Recorded information:
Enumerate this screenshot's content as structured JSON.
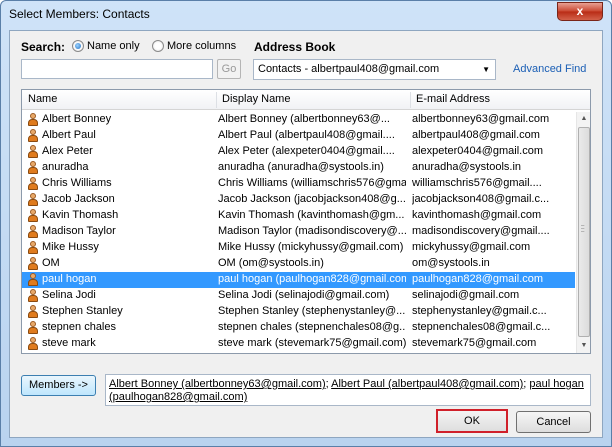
{
  "window": {
    "title": "Select Members: Contacts",
    "close_glyph": "x"
  },
  "search": {
    "label": "Search:",
    "options": [
      {
        "label": "Name only",
        "selected": true
      },
      {
        "label": "More columns",
        "selected": false
      }
    ],
    "input_value": "",
    "go_label": "Go"
  },
  "address_book": {
    "label": "Address Book",
    "selected": "Contacts - albertpaul408@gmail.com",
    "advanced_find": "Advanced Find"
  },
  "table": {
    "columns": [
      "Name",
      "Display Name",
      "E-mail Address"
    ],
    "rows": [
      {
        "name": "Albert Bonney",
        "display": "Albert Bonney (albertbonney63@...",
        "email": "albertbonney63@gmail.com",
        "selected": false
      },
      {
        "name": "Albert Paul",
        "display": "Albert Paul (albertpaul408@gmail....",
        "email": "albertpaul408@gmail.com",
        "selected": false
      },
      {
        "name": "Alex Peter",
        "display": "Alex Peter (alexpeter0404@gmail....",
        "email": "alexpeter0404@gmail.com",
        "selected": false
      },
      {
        "name": "anuradha",
        "display": "anuradha (anuradha@systools.in)",
        "email": "anuradha@systools.in",
        "selected": false
      },
      {
        "name": "Chris Williams",
        "display": "Chris Williams (williamschris576@gmai...",
        "email": "williamschris576@gmail....",
        "selected": false
      },
      {
        "name": "Jacob Jackson",
        "display": "Jacob Jackson (jacobjackson408@g...",
        "email": "jacobjackson408@gmail.c...",
        "selected": false
      },
      {
        "name": "Kavin Thomash",
        "display": "Kavin Thomash (kavinthomash@gm...",
        "email": "kavinthomash@gmail.com",
        "selected": false
      },
      {
        "name": "Madison Taylor",
        "display": "Madison Taylor (madisondiscovery@...",
        "email": "madisondiscovery@gmail....",
        "selected": false
      },
      {
        "name": "Mike Hussy",
        "display": "Mike Hussy (mickyhussy@gmail.com)",
        "email": "mickyhussy@gmail.com",
        "selected": false
      },
      {
        "name": "OM",
        "display": "OM (om@systools.in)",
        "email": "om@systools.in",
        "selected": false
      },
      {
        "name": "paul hogan",
        "display": "paul hogan (paulhogan828@gmail.com)",
        "email": "paulhogan828@gmail.com",
        "selected": true
      },
      {
        "name": "Selina Jodi",
        "display": "Selina Jodi (selinajodi@gmail.com)",
        "email": "selinajodi@gmail.com",
        "selected": false
      },
      {
        "name": "Stephen Stanley",
        "display": "Stephen Stanley (stephenystanley@...",
        "email": "stephenystanley@gmail.c...",
        "selected": false
      },
      {
        "name": "stepnen chales",
        "display": "stepnen chales (stepnenchales08@g...",
        "email": "stepnenchales08@gmail.c...",
        "selected": false
      },
      {
        "name": "steve mark",
        "display": "steve mark (stevemark75@gmail.com)",
        "email": "stevemark75@gmail.com",
        "selected": false
      }
    ]
  },
  "members": {
    "button_label": "Members ->",
    "entries": [
      "Albert Bonney (albertbonney63@gmail.com)",
      "Albert Paul (albertpaul408@gmail.com)",
      "paul hogan (paulhogan828@gmail.com)"
    ],
    "separator": ";"
  },
  "buttons": {
    "ok": "OK",
    "cancel": "Cancel"
  },
  "colors": {
    "selection": "#3399ff",
    "link": "#1b5fb5",
    "ok_highlight": "#d0202a"
  }
}
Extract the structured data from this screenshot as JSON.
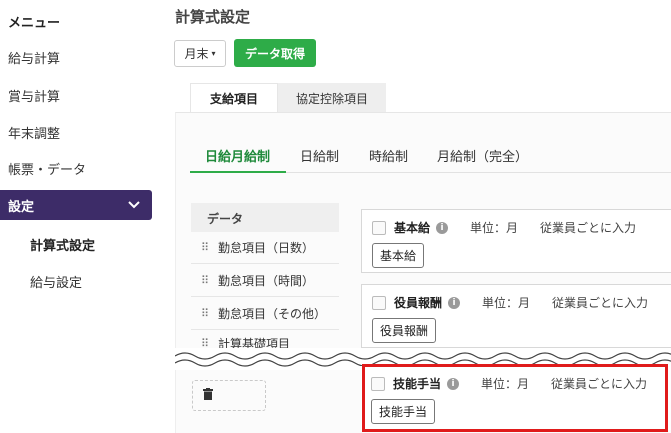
{
  "sidebar": {
    "title": "メニュー",
    "items": [
      {
        "label": "給与計算"
      },
      {
        "label": "賞与計算"
      },
      {
        "label": "年末調整"
      },
      {
        "label": "帳票・データ"
      }
    ],
    "active": {
      "label": "設定",
      "icon": "chevron-down-icon"
    },
    "sub_items": [
      {
        "label": "計算式設定"
      },
      {
        "label": "給与設定"
      }
    ]
  },
  "header": {
    "title": "計算式設定",
    "month_select": "月末",
    "fetch_button": "データ取得"
  },
  "tabs": [
    {
      "label": "支給項目"
    },
    {
      "label": "協定控除項目"
    }
  ],
  "subtabs": [
    {
      "label": "日給月給制"
    },
    {
      "label": "日給制"
    },
    {
      "label": "時給制"
    },
    {
      "label": "月給制（完全）"
    }
  ],
  "data_panel": {
    "header": "データ",
    "items": [
      {
        "label": "勤怠項目（日数）"
      },
      {
        "label": "勤怠項目（時間）"
      },
      {
        "label": "勤怠項目（その他）"
      },
      {
        "label": "計算基礎項目"
      }
    ]
  },
  "cards": [
    {
      "name": "基本給",
      "unit": "単位：月",
      "entry": "従業員ごとに入力",
      "tag": "基本給"
    },
    {
      "name": "役員報酬",
      "unit": "単位：月",
      "entry": "従業員ごとに入力",
      "tag": "役員報酬"
    },
    {
      "name": "技能手当",
      "unit": "単位：月",
      "entry": "従業員ごとに入力",
      "tag": "技能手当"
    }
  ],
  "colors": {
    "accent_green": "#2eac48",
    "sidebar_active": "#3d2c68",
    "highlight_red": "#e01b1b"
  }
}
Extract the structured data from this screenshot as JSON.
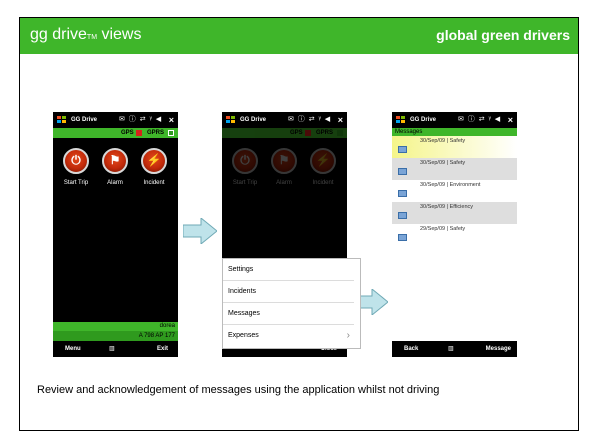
{
  "banner": {
    "brand_main": "gg drive",
    "brand_tm": "TM",
    "brand_suffix": " views",
    "tagline": "global green drivers",
    "color": "#3fb62a"
  },
  "phone1": {
    "app_title": "GG Drive",
    "status_icons": "✉ ⓘ ⇄ ᵞ ◀",
    "gps_label": "GPS",
    "gprs_label": "GPRS",
    "buttons": [
      {
        "label": "Start Trip",
        "icon": "power-icon",
        "glyph": "⏻"
      },
      {
        "label": "Alarm",
        "icon": "flag-icon",
        "glyph": "⚑"
      },
      {
        "label": "Incident",
        "icon": "lightning-icon",
        "glyph": "⚡"
      }
    ],
    "user": "dorea",
    "vehicle": "A 798 AP 177",
    "softkey_left": "Menu",
    "softkey_mid": "▥",
    "softkey_right": "Exit"
  },
  "phone2": {
    "app_title": "GG Drive",
    "status_icons": "✉ ⓘ ⇄ ᵞ ◀",
    "gps_label": "GPS",
    "gprs_label": "GPRS",
    "buttons": [
      {
        "label": "Start Trip",
        "glyph": "⏻"
      },
      {
        "label": "Alarm",
        "glyph": "⚑"
      },
      {
        "label": "Incident",
        "glyph": "⚡"
      }
    ],
    "menu_items": [
      "Settings",
      "Incidents",
      "Messages",
      "Expenses"
    ],
    "softkey_right": "Close"
  },
  "phone3": {
    "app_title": "GG Drive",
    "status_icons": "✉ ⓘ ⇄ ᵞ ◀",
    "header": "Messages",
    "messages": [
      {
        "text": "30/Sep/09 | Safety"
      },
      {
        "text": "30/Sep/09 | Safety"
      },
      {
        "text": "30/Sep/09 | Environment"
      },
      {
        "text": "30/Sep/09 | Efficiency"
      },
      {
        "text": "29/Sep/09 | Safety"
      }
    ],
    "softkey_left": "Back",
    "softkey_mid": "▥",
    "softkey_right": "Message"
  },
  "caption": "Review and acknowledgement of messages using the application whilst not driving"
}
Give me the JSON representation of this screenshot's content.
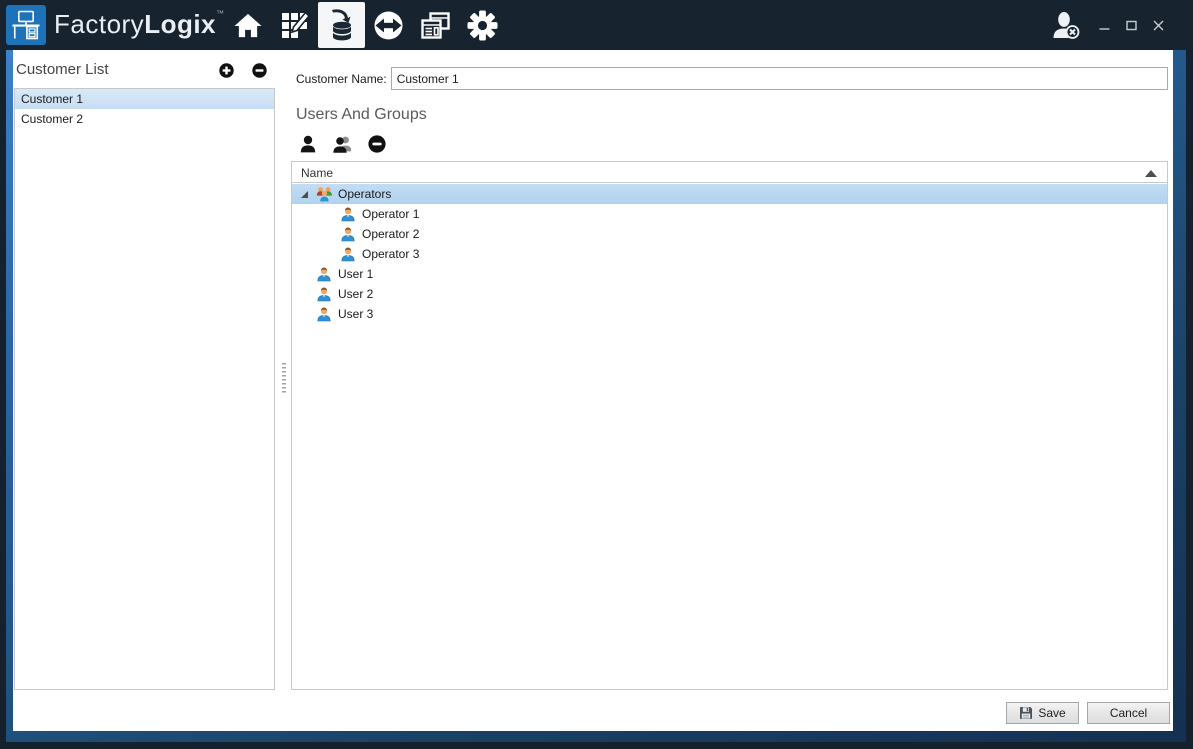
{
  "titlebar": {
    "brand_light": "Factory",
    "brand_bold": "Logix",
    "brand_tm": "™",
    "logo_icon": "factorylogix-desk-logo-icon",
    "nav_icons": [
      {
        "name": "home-icon",
        "selected": false
      },
      {
        "name": "production-edit-icon",
        "selected": false
      },
      {
        "name": "data-import-icon",
        "selected": true
      },
      {
        "name": "transfer-icon",
        "selected": false
      },
      {
        "name": "reports-icon",
        "selected": false
      },
      {
        "name": "settings-gear-icon",
        "selected": false
      }
    ],
    "user_session_icon": "user-logout-icon",
    "window_controls": [
      "minimize-icon",
      "maximize-icon",
      "close-icon"
    ]
  },
  "customer_list": {
    "title": "Customer List",
    "add_icon": "plus-circle-icon",
    "remove_icon": "minus-circle-icon",
    "items": [
      {
        "label": "Customer 1",
        "selected": true
      },
      {
        "label": "Customer 2",
        "selected": false
      }
    ]
  },
  "detail": {
    "customer_name_label": "Customer Name:",
    "customer_name_value": "Customer 1",
    "section_title": "Users And Groups",
    "toolbar_icons": [
      "add-user-icon",
      "add-group-icon",
      "remove-circle-icon"
    ],
    "tree": {
      "column_header": "Name",
      "sort": "ascending",
      "rows": [
        {
          "type": "group",
          "label": "Operators",
          "level": 0,
          "selected": true,
          "expanded": true
        },
        {
          "type": "user",
          "label": "Operator 1",
          "level": 1,
          "selected": false
        },
        {
          "type": "user",
          "label": "Operator 2",
          "level": 1,
          "selected": false
        },
        {
          "type": "user",
          "label": "Operator 3",
          "level": 1,
          "selected": false
        },
        {
          "type": "user",
          "label": "User 1",
          "level": 0,
          "selected": false
        },
        {
          "type": "user",
          "label": "User 2",
          "level": 0,
          "selected": false
        },
        {
          "type": "user",
          "label": "User 3",
          "level": 0,
          "selected": false
        }
      ]
    },
    "save_label": "Save",
    "cancel_label": "Cancel"
  },
  "colors": {
    "topbar_bg": "#17232e",
    "logo_blue": "#1e72b8",
    "frame_blue_top": "#3c82c4",
    "frame_blue_bottom": "#143052",
    "list_selected": "#cfe4f7",
    "tree_selected": "#b8d6f0",
    "box_border": "#c8c8c8",
    "input_border": "#a9a9a9"
  }
}
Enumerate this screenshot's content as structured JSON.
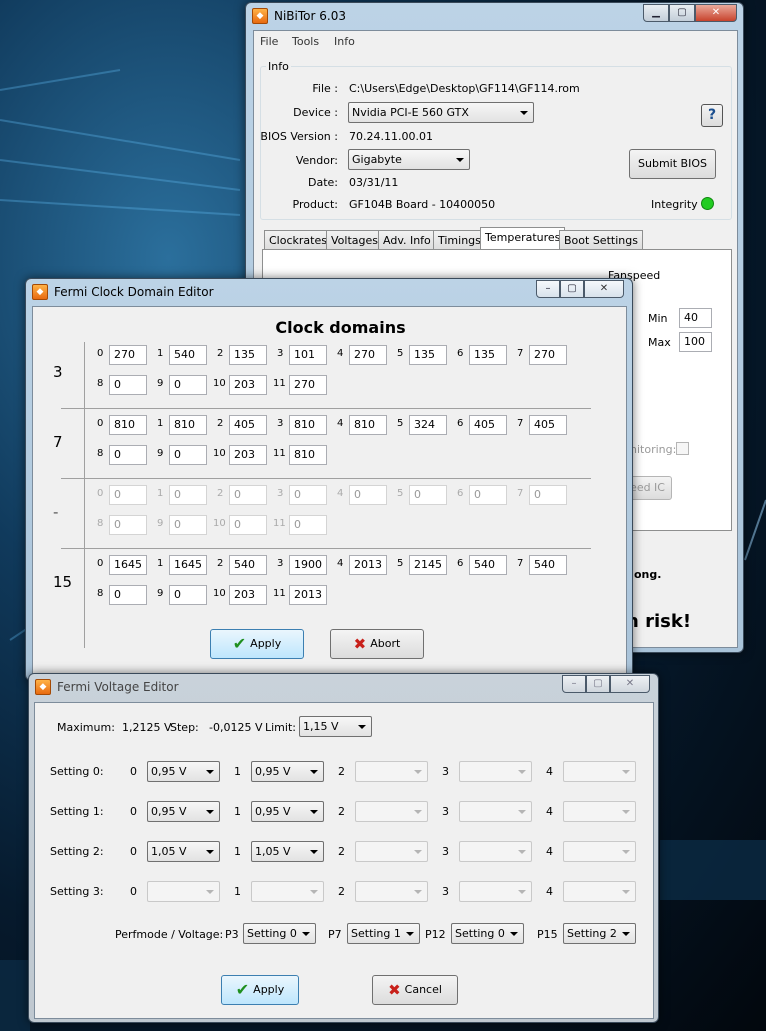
{
  "nibitor": {
    "title": "NiBiTor 6.03",
    "menu": [
      "File",
      "Tools",
      "Info"
    ],
    "info_group": "Info",
    "file_label": "File :",
    "file_value": "C:\\Users\\Edge\\Desktop\\GF114\\GF114.rom",
    "device_label": "Device :",
    "device_value": "Nvidia PCI-E 560 GTX",
    "bios_label": "BIOS Version :",
    "bios_value": "70.24.11.00.01",
    "vendor_label": "Vendor:",
    "vendor_value": "Gigabyte",
    "date_label": "Date:",
    "date_value": "03/31/11",
    "product_label": "Product:",
    "product_value": "GF104B Board - 10400050",
    "help_label": "?",
    "submit_label": "Submit BIOS",
    "integrity_label": "Integrity :",
    "integrity_color": "#22cc22",
    "tabs": [
      "Clockrates",
      "Voltages",
      "Adv. Info",
      "Timings",
      "Temperatures",
      "Boot Settings"
    ],
    "active_tab": "Temperatures",
    "fanspeed_label": "Fanspeed",
    "min_label": "Min",
    "min_value": "40",
    "max_label": "Max",
    "max_value": "100",
    "monitoring_label": "nitoring:",
    "speed_ic_label": "eed IC",
    "warning_partial": "ong.",
    "risk_partial": "n risk!"
  },
  "clock_editor": {
    "title": "Fermi Clock Domain Editor",
    "heading": "Clock domains",
    "rows": [
      {
        "label": "3",
        "disabled": false,
        "values": [
          "270",
          "540",
          "135",
          "101",
          "270",
          "135",
          "135",
          "270",
          "0",
          "0",
          "203",
          "270"
        ]
      },
      {
        "label": "7",
        "disabled": false,
        "values": [
          "810",
          "810",
          "405",
          "810",
          "810",
          "324",
          "405",
          "405",
          "0",
          "0",
          "203",
          "810"
        ]
      },
      {
        "label": "-",
        "disabled": true,
        "values": [
          "0",
          "0",
          "0",
          "0",
          "0",
          "0",
          "0",
          "0",
          "0",
          "0",
          "0",
          "0"
        ]
      },
      {
        "label": "15",
        "disabled": false,
        "values": [
          "1645",
          "1645",
          "540",
          "1900",
          "2013",
          "2145",
          "540",
          "540",
          "0",
          "0",
          "203",
          "2013"
        ]
      }
    ],
    "apply_label": "Apply",
    "abort_label": "Abort"
  },
  "voltage_editor": {
    "title": "Fermi Voltage Editor",
    "maximum_label": "Maximum:",
    "maximum_value": "1,2125 V",
    "step_label": "Step:",
    "step_value": "-0,0125 V",
    "limit_label": "Limit:",
    "limit_value": "1,15 V",
    "settings": [
      {
        "label": "Setting 0:",
        "values": [
          "0,95 V",
          "0,95 V",
          "",
          "",
          ""
        ]
      },
      {
        "label": "Setting 1:",
        "values": [
          "0,95 V",
          "0,95 V",
          "",
          "",
          ""
        ]
      },
      {
        "label": "Setting 2:",
        "values": [
          "1,05 V",
          "1,05 V",
          "",
          "",
          ""
        ]
      },
      {
        "label": "Setting 3:",
        "values": [
          "",
          "",
          "",
          "",
          ""
        ]
      }
    ],
    "perf_label": "Perfmode / Voltage:",
    "perf": [
      {
        "p": "P3",
        "value": "Setting 0"
      },
      {
        "p": "P7",
        "value": "Setting 1"
      },
      {
        "p": "P12",
        "value": "Setting 0"
      },
      {
        "p": "P15",
        "value": "Setting 2"
      }
    ],
    "apply_label": "Apply",
    "cancel_label": "Cancel"
  }
}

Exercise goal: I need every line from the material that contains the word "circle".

Exercise solution:
    "add_icon": "plus-circle-icon",
    "remove_icon": "minus-circle-icon",
      "remove-circle-icon"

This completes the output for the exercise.